Verandah Place Townhouse is a minimal residence located in Brooklyn, New York, designed by Space4Architecture. The building’s origin, a carriage house, dates back to the late 1800s, and throughout time, many of its original details have been stripped away, leaving only the framework. This allowed the architects to create a new framework with a sense of openness throughout the space while maintaining a sense of intimacy.
British designer Lee Broom spends a lot of time in New York City for both work and pleasure. Wanting a place to return to after long, hectic days, Broom acquired a duplex apartment occupying two floors in Tribeca. The space evokes a sense of welcoming calm while perfectly exhibiting his impeccable aesthetic seen through beautifully curated vignettes.
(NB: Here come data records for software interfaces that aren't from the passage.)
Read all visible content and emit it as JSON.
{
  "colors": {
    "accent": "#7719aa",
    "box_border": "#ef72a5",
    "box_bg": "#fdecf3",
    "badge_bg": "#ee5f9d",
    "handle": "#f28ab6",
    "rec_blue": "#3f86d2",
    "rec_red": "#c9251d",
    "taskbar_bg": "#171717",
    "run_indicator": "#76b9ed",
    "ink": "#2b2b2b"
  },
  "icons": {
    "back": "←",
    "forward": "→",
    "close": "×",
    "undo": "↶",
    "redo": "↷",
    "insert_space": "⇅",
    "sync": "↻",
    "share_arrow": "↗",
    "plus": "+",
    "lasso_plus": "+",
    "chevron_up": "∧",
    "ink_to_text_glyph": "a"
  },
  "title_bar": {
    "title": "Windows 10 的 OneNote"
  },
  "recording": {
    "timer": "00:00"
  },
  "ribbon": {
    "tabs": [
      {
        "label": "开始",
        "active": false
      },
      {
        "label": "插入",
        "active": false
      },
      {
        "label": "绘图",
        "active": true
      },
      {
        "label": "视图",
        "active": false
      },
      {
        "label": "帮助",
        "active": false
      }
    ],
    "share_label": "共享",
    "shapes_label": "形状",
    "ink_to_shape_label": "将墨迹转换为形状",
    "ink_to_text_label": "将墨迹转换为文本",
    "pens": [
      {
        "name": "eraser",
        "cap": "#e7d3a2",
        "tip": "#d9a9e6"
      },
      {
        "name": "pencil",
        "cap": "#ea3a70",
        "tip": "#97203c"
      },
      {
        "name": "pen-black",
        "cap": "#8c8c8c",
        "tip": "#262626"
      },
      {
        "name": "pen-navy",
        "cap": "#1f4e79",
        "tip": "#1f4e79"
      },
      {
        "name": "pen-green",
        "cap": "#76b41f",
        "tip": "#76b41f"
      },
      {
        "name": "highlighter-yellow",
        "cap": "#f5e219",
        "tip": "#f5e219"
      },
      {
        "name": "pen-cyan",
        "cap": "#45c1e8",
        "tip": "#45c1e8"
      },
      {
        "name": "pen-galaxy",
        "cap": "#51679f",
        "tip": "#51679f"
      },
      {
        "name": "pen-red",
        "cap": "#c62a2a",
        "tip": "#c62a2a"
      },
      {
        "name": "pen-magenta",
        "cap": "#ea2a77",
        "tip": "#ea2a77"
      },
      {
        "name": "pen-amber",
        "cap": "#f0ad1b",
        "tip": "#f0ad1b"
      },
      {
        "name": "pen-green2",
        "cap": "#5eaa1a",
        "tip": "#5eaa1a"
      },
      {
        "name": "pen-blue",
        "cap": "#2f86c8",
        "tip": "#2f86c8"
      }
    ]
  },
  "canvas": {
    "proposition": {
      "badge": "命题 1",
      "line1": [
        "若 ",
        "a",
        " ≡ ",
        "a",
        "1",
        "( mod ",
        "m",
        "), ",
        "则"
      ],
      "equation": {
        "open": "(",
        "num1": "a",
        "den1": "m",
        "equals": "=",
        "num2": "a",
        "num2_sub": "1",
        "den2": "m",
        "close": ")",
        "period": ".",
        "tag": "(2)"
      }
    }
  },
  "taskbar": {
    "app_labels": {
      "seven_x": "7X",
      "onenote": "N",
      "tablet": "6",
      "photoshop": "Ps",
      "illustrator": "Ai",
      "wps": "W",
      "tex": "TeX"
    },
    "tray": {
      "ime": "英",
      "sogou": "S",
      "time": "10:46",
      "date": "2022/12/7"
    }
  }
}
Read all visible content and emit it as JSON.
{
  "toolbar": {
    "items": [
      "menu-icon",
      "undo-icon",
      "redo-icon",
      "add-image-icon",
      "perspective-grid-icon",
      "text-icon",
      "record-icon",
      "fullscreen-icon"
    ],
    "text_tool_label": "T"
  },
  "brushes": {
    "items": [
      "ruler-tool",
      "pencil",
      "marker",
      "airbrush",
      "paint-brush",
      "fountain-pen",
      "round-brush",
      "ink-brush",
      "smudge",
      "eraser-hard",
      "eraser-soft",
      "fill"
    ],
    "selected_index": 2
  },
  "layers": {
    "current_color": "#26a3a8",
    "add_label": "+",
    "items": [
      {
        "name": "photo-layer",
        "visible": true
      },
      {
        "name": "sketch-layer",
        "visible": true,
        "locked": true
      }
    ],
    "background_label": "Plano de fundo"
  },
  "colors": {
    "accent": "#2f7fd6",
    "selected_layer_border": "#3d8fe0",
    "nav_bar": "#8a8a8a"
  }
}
Having teamed up on Chet Callahan’s last Los Angeles home, interior designer Ghislaine Viñas was asked to return for another collaboration. This project involved a historic property built in 1895 in the Los Feliz neighborhood of L.A. known as the Cummings Estate. After architect Callahan and his husband, Jacinto Hernandez purchased the quasi-Craftsman/Spanish Colonial style residence, it was time to plan for an extensive restoration, addition and modernization, while honoring the original features.
In the remote desert landscape of Joshua Tree, California lies a vacation home that seems to have been transplanted from Japan. Designed by Elaine Chao and Stanley Yang of MINI INNO, Villa Kuro is inspired by nature and the Japanese philosophy of wabi sabi which seeks to find beauty in imperfection. Filled with natural textures, warm and minimal interiors, and contemporary furnishings, Villa Kuro is the picture perfect escape away from the city.
Located in Valle de Bravo, Mexico, Casa Rancho Avándaro is a weekend retreat designed by Chain + Siman to fit in with the surrounding natural landscape. The house comprises three structures each with a gabled roof and stone walls that strike a balance between rustic and modern.
Piaule Catskill, located in Catskills, New York, designed by Garrison Architects, is boutique hotel created by Nolan McHugh and Trevor Briggs, founders of the homewares brand of the same name. The property offers an escape for city dwellers through its 24 cabins, a main communal area, and a luxurious spa.
And the most popular interior design post of 2021 is…
Mentioning “Memories of the Future,” TERADA HIRATE SEKKEI was inspired by space-age curves and silhouettes in plastics and vibrant colors giving a taste of the bright future ahead when designing the TERADA House. The design looks to the futuristic past and the upcoming future with its minimalist, monolithic facade and its contrasting, 50s and 60s inspired interior.